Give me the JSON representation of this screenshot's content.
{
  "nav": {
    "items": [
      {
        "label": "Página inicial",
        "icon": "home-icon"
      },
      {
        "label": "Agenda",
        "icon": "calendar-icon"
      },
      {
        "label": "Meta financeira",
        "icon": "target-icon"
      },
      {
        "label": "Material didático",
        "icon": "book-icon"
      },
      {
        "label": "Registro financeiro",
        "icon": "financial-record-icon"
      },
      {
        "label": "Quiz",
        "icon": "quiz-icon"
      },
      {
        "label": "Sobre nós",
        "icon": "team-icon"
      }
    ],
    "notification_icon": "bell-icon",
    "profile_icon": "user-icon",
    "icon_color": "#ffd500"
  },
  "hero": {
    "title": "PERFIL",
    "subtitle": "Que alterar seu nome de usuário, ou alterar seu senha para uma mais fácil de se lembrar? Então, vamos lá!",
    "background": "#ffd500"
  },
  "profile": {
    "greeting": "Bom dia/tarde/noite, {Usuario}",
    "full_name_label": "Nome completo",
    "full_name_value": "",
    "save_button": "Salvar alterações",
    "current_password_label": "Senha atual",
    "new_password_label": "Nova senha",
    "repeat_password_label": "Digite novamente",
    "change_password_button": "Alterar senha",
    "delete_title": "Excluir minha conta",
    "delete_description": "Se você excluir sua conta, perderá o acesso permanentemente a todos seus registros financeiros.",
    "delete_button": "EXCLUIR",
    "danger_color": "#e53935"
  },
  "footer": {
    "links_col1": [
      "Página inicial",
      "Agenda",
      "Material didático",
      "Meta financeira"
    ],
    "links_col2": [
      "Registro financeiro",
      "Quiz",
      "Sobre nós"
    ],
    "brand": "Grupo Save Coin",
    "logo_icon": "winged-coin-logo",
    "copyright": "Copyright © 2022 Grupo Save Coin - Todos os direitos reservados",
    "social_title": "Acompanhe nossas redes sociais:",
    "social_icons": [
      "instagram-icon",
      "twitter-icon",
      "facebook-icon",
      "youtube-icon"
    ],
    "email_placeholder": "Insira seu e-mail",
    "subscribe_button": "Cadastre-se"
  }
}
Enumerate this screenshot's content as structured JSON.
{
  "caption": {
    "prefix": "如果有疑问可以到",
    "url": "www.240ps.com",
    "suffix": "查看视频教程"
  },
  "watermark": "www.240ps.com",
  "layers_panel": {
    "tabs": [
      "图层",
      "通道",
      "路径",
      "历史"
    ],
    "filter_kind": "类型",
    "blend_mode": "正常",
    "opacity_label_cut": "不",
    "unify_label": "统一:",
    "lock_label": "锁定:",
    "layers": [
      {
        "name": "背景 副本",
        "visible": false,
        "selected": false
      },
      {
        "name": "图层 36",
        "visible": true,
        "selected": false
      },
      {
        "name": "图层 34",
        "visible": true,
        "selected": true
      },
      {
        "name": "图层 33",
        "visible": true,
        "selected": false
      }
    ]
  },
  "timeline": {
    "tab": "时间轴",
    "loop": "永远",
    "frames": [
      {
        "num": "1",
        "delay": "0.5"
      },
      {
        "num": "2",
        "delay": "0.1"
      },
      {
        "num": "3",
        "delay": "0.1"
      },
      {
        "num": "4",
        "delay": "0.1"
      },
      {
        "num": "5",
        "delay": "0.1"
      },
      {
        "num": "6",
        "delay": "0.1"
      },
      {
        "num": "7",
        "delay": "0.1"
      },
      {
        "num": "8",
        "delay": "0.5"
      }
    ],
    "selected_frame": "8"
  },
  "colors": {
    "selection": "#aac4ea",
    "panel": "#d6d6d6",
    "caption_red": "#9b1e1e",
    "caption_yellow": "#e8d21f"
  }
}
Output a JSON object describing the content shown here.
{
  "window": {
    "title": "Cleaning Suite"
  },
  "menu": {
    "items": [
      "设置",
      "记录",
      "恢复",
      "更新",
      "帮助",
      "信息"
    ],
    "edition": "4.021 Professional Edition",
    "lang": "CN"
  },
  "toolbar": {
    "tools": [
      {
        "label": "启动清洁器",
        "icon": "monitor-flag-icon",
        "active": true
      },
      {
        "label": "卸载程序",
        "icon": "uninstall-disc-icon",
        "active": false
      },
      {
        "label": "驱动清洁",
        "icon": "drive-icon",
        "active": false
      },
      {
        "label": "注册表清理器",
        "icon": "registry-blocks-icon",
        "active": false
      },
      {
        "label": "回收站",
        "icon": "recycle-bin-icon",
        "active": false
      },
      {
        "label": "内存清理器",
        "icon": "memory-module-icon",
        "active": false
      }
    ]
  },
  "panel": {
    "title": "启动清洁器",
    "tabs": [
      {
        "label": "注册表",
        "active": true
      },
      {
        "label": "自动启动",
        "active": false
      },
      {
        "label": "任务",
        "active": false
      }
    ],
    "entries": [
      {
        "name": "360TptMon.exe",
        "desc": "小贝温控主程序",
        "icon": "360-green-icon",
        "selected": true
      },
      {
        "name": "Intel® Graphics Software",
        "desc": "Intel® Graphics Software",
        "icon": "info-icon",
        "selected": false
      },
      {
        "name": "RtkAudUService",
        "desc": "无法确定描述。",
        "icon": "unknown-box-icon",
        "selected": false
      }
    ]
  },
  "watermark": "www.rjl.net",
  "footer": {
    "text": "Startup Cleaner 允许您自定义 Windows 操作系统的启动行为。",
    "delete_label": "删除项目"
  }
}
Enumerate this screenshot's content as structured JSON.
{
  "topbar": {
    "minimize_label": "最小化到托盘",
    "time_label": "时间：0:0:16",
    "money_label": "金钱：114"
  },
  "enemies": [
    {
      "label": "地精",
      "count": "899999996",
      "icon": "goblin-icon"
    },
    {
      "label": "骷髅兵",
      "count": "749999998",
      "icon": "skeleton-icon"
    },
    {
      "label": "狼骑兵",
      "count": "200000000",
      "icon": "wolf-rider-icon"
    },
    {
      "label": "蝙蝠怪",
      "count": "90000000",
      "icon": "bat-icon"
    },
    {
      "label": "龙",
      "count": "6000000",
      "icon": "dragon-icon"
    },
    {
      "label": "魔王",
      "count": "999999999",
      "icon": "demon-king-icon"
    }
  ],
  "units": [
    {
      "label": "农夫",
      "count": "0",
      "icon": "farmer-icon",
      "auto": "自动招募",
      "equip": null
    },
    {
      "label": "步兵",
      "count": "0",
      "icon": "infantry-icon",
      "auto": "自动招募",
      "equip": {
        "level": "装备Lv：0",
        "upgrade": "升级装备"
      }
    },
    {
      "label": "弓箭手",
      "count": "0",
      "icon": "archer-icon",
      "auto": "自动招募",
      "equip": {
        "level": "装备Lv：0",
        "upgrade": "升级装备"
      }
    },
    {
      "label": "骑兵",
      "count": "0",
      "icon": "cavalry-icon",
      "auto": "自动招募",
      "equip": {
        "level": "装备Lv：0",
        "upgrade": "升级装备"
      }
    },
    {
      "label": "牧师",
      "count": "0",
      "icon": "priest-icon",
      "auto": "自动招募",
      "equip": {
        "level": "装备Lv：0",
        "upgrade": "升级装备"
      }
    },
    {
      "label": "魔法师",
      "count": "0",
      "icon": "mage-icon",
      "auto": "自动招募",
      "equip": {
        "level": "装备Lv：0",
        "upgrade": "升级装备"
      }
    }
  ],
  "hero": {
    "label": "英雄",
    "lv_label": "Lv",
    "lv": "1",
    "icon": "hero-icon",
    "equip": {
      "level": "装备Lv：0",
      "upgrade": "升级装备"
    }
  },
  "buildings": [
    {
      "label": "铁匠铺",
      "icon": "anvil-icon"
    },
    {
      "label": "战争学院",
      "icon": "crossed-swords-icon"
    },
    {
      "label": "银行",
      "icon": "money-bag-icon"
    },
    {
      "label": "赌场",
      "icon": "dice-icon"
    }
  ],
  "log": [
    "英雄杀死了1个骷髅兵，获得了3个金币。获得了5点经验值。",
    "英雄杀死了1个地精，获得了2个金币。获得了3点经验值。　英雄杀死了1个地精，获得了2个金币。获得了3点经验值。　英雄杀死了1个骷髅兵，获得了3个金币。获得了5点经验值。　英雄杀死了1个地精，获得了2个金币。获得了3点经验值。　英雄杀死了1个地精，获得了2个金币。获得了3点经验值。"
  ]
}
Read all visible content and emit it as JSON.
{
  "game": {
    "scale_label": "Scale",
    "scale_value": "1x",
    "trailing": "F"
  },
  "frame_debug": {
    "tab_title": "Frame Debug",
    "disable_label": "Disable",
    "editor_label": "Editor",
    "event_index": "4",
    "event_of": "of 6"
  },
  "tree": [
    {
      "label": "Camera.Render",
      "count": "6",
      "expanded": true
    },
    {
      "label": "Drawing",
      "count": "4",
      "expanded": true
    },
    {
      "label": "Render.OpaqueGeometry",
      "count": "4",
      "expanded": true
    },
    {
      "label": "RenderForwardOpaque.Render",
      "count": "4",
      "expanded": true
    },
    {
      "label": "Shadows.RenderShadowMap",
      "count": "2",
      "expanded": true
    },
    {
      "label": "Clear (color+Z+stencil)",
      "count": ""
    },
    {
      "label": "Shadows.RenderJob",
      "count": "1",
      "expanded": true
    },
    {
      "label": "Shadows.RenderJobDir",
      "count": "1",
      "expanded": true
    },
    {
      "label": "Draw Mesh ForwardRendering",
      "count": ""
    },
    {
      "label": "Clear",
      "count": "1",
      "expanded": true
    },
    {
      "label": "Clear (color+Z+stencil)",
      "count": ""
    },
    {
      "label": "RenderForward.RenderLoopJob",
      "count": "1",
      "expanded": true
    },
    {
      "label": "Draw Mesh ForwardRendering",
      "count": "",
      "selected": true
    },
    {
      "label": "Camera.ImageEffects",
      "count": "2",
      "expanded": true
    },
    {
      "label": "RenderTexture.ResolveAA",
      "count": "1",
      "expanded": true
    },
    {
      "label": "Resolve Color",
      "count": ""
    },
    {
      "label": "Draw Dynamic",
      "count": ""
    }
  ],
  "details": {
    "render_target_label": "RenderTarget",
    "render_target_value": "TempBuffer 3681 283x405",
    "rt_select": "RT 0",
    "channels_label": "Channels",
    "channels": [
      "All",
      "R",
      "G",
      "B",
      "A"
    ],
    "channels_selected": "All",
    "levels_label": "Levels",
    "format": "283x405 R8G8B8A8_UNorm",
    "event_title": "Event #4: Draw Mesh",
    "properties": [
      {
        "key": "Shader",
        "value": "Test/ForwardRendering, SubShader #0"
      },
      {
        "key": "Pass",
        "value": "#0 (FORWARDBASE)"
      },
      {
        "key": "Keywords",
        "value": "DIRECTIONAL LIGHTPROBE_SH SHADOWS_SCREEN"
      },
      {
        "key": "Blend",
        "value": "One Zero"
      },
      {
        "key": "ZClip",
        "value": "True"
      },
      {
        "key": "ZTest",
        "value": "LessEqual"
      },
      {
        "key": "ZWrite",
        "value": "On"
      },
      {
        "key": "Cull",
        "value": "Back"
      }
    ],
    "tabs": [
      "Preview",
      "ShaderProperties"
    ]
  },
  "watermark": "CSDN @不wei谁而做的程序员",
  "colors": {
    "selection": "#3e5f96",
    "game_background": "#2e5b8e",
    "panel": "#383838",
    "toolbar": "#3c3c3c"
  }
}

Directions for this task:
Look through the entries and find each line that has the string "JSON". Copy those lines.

Result of this task:
Give me the JSON representation of this screenshot's content.
Enumerate this screenshot's content as structured JSON.
Output a JSON object describing the content shown here.
Enumerate this screenshot's content as structured JSON.
Read all visible content and emit it as JSON.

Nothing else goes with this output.